==== Exercise material

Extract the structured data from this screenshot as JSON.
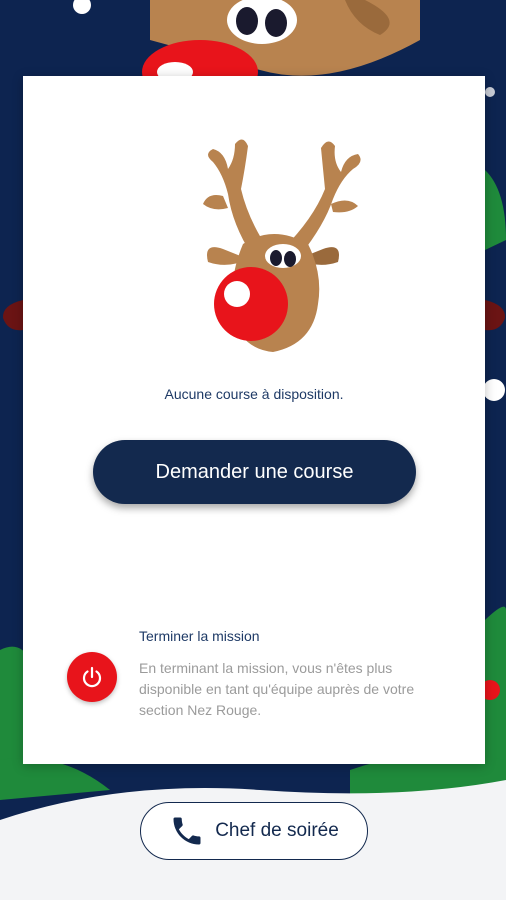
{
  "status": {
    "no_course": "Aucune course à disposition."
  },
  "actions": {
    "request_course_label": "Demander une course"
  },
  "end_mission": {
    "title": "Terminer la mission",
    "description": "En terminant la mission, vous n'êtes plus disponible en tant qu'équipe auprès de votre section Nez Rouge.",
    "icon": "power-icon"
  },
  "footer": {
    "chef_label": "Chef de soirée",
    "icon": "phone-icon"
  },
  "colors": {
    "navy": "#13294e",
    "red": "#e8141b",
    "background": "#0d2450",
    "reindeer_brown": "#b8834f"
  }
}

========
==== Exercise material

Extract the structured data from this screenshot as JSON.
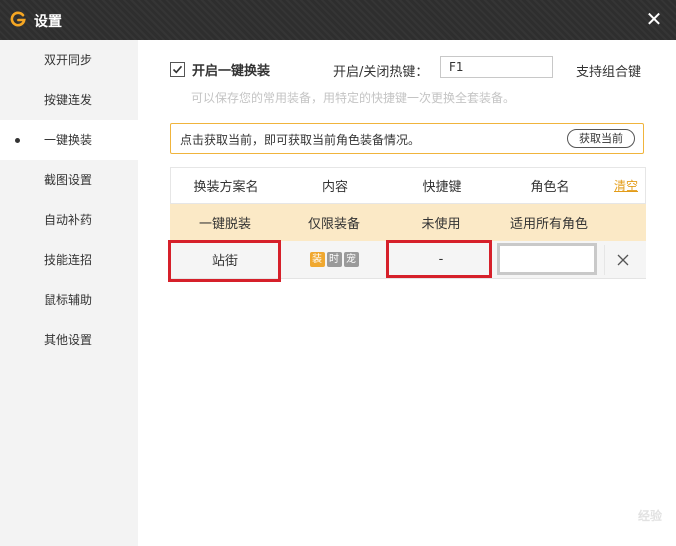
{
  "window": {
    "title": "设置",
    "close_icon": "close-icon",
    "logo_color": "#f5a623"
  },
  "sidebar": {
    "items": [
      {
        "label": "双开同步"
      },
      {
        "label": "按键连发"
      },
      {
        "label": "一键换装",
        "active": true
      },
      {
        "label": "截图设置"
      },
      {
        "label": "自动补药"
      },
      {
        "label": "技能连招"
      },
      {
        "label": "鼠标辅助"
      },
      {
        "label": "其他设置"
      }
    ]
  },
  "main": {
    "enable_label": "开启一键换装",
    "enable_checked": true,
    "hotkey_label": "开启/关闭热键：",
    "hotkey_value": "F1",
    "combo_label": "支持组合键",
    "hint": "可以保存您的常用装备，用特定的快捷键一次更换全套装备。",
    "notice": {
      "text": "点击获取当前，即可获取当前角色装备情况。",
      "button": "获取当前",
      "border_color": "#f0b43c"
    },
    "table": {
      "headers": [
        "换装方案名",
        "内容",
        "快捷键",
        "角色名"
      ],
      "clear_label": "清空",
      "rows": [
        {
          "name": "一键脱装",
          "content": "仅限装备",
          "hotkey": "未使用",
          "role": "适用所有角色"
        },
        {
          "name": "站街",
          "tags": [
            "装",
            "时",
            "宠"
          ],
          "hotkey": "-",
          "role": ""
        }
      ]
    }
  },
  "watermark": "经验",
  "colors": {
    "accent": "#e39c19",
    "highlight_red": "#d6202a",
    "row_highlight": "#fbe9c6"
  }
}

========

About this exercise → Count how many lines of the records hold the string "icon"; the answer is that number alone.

Exercise result → 3